Raymond McCord’s lawyers are pressing ahead with a High Court challenge after rejecting a PPS offer to have a senior barrister carry out a further evaluation.
A judge has listed his case for a hearing in November.
Mr McCord’s 22-year-old son, Raymond McCord Jnr, was beaten to death in November 1997.
The killing was at the centre of a report by former police ombusdman Nuala O’Loan which found collusion between a UVF gang and their Special Branch handlers.
Earlier this year loyalist supergrass Gary Haggarty was jailed after confessing to hundreds of paramilitary offences.
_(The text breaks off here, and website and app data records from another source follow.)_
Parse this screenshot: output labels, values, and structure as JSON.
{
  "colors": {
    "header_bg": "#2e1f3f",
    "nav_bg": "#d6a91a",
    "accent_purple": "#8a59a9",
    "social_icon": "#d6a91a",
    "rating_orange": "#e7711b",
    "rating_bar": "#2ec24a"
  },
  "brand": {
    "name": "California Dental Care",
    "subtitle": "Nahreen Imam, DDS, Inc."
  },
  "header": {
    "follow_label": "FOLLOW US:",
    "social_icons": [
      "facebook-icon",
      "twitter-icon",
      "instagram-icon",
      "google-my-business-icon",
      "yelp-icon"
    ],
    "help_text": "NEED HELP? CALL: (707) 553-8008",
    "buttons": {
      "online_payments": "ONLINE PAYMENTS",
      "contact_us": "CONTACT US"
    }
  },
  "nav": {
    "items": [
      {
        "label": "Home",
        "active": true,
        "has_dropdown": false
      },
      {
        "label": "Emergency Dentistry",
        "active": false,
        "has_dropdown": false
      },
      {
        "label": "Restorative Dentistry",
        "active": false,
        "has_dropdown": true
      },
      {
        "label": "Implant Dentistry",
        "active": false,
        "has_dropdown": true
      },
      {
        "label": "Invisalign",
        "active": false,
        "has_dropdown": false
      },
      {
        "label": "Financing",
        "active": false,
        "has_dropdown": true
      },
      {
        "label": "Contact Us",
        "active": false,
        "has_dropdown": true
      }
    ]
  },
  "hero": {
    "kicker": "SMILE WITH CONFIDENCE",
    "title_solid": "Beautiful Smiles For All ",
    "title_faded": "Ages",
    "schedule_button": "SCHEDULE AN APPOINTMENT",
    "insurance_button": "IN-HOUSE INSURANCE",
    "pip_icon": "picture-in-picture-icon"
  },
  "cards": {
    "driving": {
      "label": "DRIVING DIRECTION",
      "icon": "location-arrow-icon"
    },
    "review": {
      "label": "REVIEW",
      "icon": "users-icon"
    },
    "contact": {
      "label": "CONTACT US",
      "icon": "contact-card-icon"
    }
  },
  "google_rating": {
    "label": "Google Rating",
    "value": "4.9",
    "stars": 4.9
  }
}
His catalogue of crime included five murders - but not that of Mr McCord Jnr.
The 46-year-old pleaded guilty as part of a deal that offered a reduced sentence in return for providing evidence on other terror suspects.
His prison term was slashed from 35 years to six-and-a-half years due to the assistance provided to police.
Haggarty implicated 16 people in crime, but only one man currently faces prosecution for murder.
Former director of public prosecutions Barra McGrory announced last year that his claims alone were insufficient to prove allegations made against the other suspects.
Mr McCord then issued judicial review proceedings against the PPS for failing to review the decision not to bring charges against former police officers implicated in the alleged failure to prevent his son’s murder.
His lawyers claimed the position was unlawful and “deprecated” the weight which could be given to Haggarty’s evidence.
A potential resolution to the litigation emerged in April when the PPS confirmed that a review of the decision not to prosecute the former police officers was to be carried out.
But Mr McCord’s legal team rejected the move, claiming the same senior counsel who advised on decisions not to prosecute in another Haggarty-related case would be involved in the review.
His solicitor, Ciaran O’Hare of McIvor Farrell said “the review that has been offered by the PPS falls manifestly short of the key principles of transparency, freshness and independence from the original decision maker.
“In the absence of fresh material, it would be very difficult to see why the same senior counsel would give different advices to those already given and relied upon before.”